In 1613 Bradshaw stood surety for (Sir) John Lewis* of Abernantbychan in the purchase of the wardship of Rowland Mortimer, probably a relation of the Cardigan mayor of 1604.20 However, he remained principally concerned with the affairs of Pembrokeshire, where he had secured the position of deputy lieutenant by 1614.21 In April of that year his daughter Joan married Alban Owen, son and heir of the Pembrokeshire antiquary George Owen of Henllys, at whose inquisition post mortem Bradshaw had recently acted as a juror. The marriage consolidated Bradshaw’s links with a powerful family in north Pembrokeshire.22

Bradshaw remains a shadowy figure throughout the Jacobean era. Early in 1616 he was briefly removed from the Pembrokeshire bench for outlawry, a symptom, perhaps, of financial difficulties.23 In the following year he brought an Exchequer suit over duties owing to him as owner of a mill in Fishguard, in which he accused his tenants of diverting the mill-stream and encroaching upon his lands.24 He also became involved in disputes with the heirs of his brother, Dr. Roger Bradshaw of Hereford, over the inheritance of the Pembrokeshire rectory of Mathry, which resulted in a lawsuit in 1619, and with Maurice Canon of Haverfordwest, who accused him among others of depriving him of the profits of three Pembrokeshire lordships.25 By March 1626 he was no longer a member of the bench, and later that year he and his son and heir Edmund became embroiled in another Exchequer lawsuit, this time in connection with the debts of Edmund’s late father-in-law, Sir Thomas Mildmay ‘of London’.26 Bradshaw may have died soon thereafter, although no will has been traced. Edmund continued the line, but was even less significant than his father, failing to become a magistrate or to hold any other prominent local office. In the 1640s David Parry of Noyadd Trefawr, a son-in-law of John Lewes* of Abernantbychan, purchased St. Dogmaels for a purported £4,500, suggesting either that the Bradshaw line had died out or that it was in dire straits financially. No subsequent member of this family sat in Parliament.27

Ref Volumes: 1604-1629

Author: Lloyd Bowen
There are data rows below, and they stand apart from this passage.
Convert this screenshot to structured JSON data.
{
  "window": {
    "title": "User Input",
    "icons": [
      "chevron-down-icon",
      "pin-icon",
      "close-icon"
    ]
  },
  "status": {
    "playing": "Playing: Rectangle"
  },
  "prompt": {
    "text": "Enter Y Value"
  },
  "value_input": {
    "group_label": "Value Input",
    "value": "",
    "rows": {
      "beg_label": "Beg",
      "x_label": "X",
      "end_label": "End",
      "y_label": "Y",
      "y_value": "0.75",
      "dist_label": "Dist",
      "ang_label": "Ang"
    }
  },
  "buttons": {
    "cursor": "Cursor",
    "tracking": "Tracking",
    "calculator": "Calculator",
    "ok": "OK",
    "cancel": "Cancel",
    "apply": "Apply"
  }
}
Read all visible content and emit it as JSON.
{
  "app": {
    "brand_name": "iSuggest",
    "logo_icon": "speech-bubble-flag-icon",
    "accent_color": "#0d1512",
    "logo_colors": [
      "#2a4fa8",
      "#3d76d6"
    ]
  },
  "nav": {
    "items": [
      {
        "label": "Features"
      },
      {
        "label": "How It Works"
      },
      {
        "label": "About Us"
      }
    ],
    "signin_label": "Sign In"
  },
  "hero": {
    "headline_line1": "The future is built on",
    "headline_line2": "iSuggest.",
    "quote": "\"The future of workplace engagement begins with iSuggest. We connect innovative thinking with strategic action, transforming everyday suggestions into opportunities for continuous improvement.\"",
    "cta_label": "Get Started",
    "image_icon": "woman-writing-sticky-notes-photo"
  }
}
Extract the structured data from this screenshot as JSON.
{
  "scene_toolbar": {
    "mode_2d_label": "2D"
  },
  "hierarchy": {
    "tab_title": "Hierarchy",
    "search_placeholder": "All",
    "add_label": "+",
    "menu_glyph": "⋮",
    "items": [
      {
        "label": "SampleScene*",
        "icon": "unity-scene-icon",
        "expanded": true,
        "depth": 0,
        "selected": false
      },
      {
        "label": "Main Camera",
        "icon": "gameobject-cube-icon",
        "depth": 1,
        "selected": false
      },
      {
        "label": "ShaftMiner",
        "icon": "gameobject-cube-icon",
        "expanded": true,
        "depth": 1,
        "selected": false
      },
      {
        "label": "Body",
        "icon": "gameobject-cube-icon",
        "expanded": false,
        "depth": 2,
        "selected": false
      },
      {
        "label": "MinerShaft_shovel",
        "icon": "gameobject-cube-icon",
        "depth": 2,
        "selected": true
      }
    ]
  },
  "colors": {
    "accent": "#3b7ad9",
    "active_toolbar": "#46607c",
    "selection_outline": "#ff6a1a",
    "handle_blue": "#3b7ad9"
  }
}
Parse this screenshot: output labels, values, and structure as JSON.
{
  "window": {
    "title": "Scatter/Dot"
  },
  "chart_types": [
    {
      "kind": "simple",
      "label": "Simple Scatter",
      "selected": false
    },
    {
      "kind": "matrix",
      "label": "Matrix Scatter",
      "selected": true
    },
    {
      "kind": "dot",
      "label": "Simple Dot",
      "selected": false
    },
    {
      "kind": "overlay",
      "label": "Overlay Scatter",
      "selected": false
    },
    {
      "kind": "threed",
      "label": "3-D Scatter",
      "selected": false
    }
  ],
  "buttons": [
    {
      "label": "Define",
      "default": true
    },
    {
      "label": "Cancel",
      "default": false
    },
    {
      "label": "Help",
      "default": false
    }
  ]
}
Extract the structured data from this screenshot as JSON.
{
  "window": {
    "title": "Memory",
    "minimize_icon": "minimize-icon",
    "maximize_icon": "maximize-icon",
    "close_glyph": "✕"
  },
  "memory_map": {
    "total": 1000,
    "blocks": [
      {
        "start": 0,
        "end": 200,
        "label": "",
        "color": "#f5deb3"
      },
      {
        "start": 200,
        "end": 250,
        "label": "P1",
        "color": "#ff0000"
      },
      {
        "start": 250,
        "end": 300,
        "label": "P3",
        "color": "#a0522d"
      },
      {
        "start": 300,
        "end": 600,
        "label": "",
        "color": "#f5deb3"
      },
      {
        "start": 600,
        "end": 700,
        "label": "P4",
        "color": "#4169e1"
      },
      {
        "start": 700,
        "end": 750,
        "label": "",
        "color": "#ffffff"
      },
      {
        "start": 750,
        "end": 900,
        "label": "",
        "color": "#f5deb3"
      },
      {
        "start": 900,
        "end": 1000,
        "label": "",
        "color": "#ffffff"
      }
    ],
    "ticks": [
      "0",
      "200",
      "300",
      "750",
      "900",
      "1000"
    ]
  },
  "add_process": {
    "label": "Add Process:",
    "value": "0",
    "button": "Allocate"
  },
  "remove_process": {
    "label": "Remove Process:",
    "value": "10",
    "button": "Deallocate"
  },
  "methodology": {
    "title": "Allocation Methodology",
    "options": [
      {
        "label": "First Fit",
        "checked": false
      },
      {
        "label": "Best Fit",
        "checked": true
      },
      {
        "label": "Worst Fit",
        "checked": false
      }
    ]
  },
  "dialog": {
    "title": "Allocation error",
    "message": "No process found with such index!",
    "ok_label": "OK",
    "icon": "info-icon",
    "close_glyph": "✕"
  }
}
  • 1. He was still a minor at his father’s death in 1588: PROB 11/67, f. 390v.
  • 2. Dwnn, Vis. Wales ed. S.R. Meyrick, i. 257; Misc. Gen. et Her. (ser. 4), iii. 12; E.M. Prichard, Hist. St. Dogmaels Abbey, 181-4.
  • 3. PROB 11/67, ff. 390v-1; Y Cymmrodor, xxvii. 6.
  • 4. This is the date of death of Thomas Howard, 1st earl of Suffolk, which is mentioned in an Exch. lawsuit of 1626 brought by Bradshaw and his son: E112/277/3.
  • 5. JPs in Wales and Monm. ed. Phillips, 321-30, 210-15.
  • 6. SP14/31/1; C212/22/21-3.
  • 7. SP14/43/107.
  • 8. G. Owen, Taylors Cussion, xiv.
  • 9. NLW, Bronwydd 379; Salop RO, 151/2903.
  • 10. E112/151/64.
  • 11. C219/35/2/186.
  • 12. Prichard, 177-84; C66/1389, mm. 12-13.
  • 13. NLW, Noyadd Trefawr 55; E112/151/29, 49; REQ 2/415/11.
  • 14. NLW, Bronwydd II/1548.
  • 15. CJ, i. 170a.
  • 16. Ibid. 221b.
  • 17. E112/151/29.
  • 18. E124/5, f. 45.
  • 19. E124/13, f. 8.
  • 20. WARD 9/162, f. 151.
  • 21. NLW, Bronwydd II/379, 360, 3364, 3342.
  • 22. NLW, Bronwydd II/1548, 1587, 1589, 7220-1.
  • 23. JPs in Wales and Monm. 212; C231/4, ff. 26, 33.
  • 24. E112/49/13; E134/14Jas.I/Mich.24.
  • 25. REQ 2/415/11; E112/277/1.
  • 26. E112/277/3.
  • 27. NLW, ms 5603; NLW, Noyadd Trefawr 486; Prichard, 185, 204.